Chapter 5: Dragon Ball Children
The “Dragon Ball Children” section reprints 10 of the original 17 full color pamphlets included in odd-numbered volumes of the first edition kanzenban releases, in which current famous manga artists drew Dragon Ball tribute images and wrote short articles discussing Toriyama’s influence on their own work.
Vol. 01: Eiichirō Oda (read translation)
Vol. 02: Masashi Kishimoto (read translation)
Vol. 03: Shin’ya Suzuki (read translation)
Vol. 04: Yoshio Sawai (read translation)
Vol. 05: Yūsuke Murata (read translation)
Vol. 06: Tite Kubo (read translation)
Vol. 07: Kentarō Yabuki (read translation)
Vol. 08: Yasuhiro Kanō (read translation)
Vol. 09: Mikio Itō (read translation)
Vol. 10: Nakaba Suzuki (read translation)
Capsule Column 5
At the end of the “Dragon Ball Children” section we find the fifth and final “Capsule Column” installment, which takes a look at the manga’s influence around the world.
Ending Special Gallery: Fighters’ Holiday
This ending gallery showcases some beautiful illustrations that show the series’ warriors and what they do while on holiday, obviously between their time spent protecting the Earth and Universe from evil.
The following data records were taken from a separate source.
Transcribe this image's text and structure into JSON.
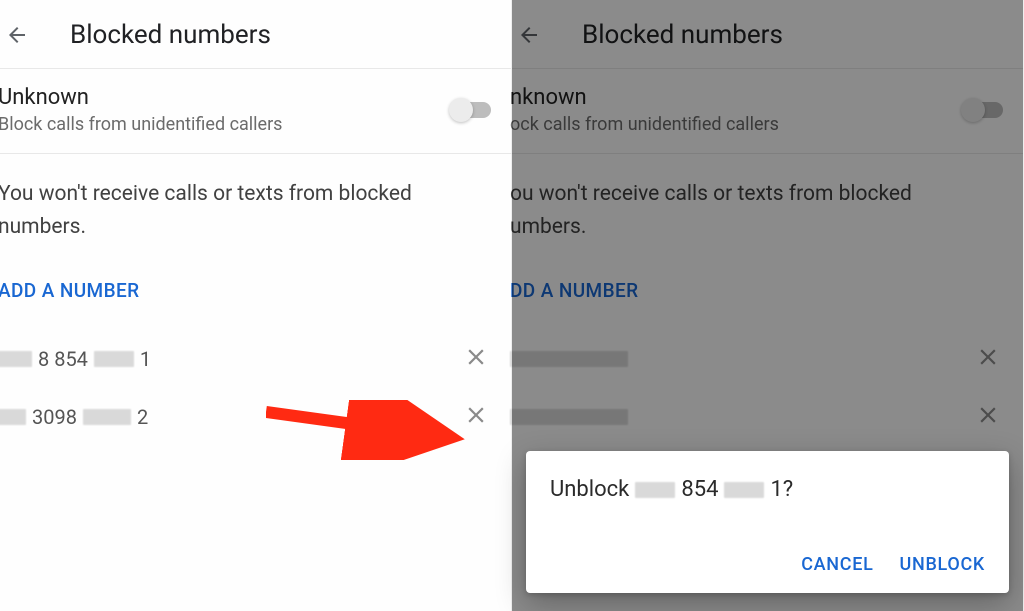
{
  "left": {
    "header_title": "Blocked numbers",
    "unknown_title": "Unknown",
    "unknown_subtitle": "Block calls from unidentified callers",
    "info_text": "You won't receive calls or texts from blocked numbers.",
    "add_number": "ADD A NUMBER",
    "numbers": [
      {
        "visible_digits_a": "8 854",
        "visible_digits_b": "1"
      },
      {
        "visible_digits_a": "3098",
        "visible_digits_b": "2"
      }
    ]
  },
  "right": {
    "header_title": "Blocked numbers",
    "unknown_title": "nknown",
    "unknown_subtitle": "ock calls from unidentified callers",
    "info_text_a": "ou won't receive calls or texts from blocked",
    "info_text_b": "umbers.",
    "add_number": "DD A NUMBER",
    "dialog": {
      "prefix": "Unblock",
      "mid": "854",
      "suffix": "1?",
      "cancel": "CANCEL",
      "unblock": "UNBLOCK"
    }
  }
}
Again, these weren’t anything fans hadn’t seen before, as they were all previously printed in Daizenshuu 1: Complete Illustrations.

Databook Staff Credits

It should be noted that although Akira Toriyama is listed as the author of this databook, he actually had very little involvement with the production of its content, if any at all. The contents of this databook were almost entirely compiled and organized by Caramel Mama and Shueisha.


Planning & Organization


Caramel Mama




Local Support Department



鳥山 明

Akira Toriyama




Haruhiko Suzuki




Noritaka Yamaji


Publishing House

株式会社 集英社

Shueisha Co., Ltd.


Printing House


Dai Nippon Printing Co., Ltd.